**TASK REQUIREMENTS:** This exercise calls for a copy of every line in the listing below that carries the word "Gökçe".

**THE DATA:**
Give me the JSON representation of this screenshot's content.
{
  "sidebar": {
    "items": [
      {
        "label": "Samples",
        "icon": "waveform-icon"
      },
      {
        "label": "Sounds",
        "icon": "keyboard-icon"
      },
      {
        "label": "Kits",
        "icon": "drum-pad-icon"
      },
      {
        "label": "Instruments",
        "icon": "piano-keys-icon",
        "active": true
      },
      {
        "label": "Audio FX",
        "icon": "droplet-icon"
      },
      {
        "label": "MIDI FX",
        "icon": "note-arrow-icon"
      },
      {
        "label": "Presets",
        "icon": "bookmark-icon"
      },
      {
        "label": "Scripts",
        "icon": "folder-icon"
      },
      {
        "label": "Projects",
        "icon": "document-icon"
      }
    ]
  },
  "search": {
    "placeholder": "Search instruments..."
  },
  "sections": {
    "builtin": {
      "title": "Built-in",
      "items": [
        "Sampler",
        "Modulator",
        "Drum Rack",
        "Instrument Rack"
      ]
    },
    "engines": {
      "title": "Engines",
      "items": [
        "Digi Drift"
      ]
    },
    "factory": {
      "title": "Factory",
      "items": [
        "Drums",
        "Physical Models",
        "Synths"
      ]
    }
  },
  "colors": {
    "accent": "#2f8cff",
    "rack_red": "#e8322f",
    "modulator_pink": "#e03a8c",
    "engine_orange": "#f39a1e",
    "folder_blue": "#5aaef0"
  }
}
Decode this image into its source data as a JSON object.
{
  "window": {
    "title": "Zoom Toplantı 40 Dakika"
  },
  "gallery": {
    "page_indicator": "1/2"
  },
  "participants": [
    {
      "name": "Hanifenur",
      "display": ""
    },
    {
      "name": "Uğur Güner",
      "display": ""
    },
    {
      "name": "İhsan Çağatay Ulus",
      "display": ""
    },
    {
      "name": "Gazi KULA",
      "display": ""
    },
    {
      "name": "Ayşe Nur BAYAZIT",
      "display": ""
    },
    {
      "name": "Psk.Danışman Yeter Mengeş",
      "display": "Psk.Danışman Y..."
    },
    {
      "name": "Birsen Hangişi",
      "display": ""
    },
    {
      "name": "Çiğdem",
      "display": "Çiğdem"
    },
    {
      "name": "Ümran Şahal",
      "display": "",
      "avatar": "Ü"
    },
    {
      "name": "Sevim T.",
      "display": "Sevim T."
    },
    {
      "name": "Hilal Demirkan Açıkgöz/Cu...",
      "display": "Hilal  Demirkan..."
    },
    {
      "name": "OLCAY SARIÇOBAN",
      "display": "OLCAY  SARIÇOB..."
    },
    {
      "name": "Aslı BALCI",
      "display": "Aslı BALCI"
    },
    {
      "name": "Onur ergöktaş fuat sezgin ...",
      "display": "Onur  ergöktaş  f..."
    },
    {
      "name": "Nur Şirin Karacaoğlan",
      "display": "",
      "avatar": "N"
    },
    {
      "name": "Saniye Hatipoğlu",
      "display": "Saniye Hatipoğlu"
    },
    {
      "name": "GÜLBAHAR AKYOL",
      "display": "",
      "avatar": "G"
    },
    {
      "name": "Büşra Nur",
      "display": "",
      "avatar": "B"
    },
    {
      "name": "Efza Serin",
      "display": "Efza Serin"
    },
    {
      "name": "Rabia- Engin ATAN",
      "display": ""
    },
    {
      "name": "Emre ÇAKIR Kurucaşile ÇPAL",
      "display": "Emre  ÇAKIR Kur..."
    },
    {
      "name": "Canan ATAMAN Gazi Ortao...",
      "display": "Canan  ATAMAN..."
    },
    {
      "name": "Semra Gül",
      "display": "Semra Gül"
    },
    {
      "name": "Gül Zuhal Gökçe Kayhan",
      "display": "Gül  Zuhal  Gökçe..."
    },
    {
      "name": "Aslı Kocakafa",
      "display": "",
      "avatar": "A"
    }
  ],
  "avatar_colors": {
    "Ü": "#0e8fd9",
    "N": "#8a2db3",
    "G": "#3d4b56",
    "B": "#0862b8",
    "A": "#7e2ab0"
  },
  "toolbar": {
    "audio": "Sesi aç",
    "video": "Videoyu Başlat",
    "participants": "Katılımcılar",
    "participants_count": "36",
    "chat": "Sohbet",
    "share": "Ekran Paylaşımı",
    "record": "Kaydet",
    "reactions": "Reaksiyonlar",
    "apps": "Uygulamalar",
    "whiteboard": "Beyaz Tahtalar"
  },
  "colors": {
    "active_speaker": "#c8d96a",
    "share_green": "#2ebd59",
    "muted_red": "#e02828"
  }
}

**RESPONSE FOR THIS EXERCISE:**
      "name": "Gül Zuhal Gökçe Kayhan",
      "display": "Gül  Zuhal  Gökçe..."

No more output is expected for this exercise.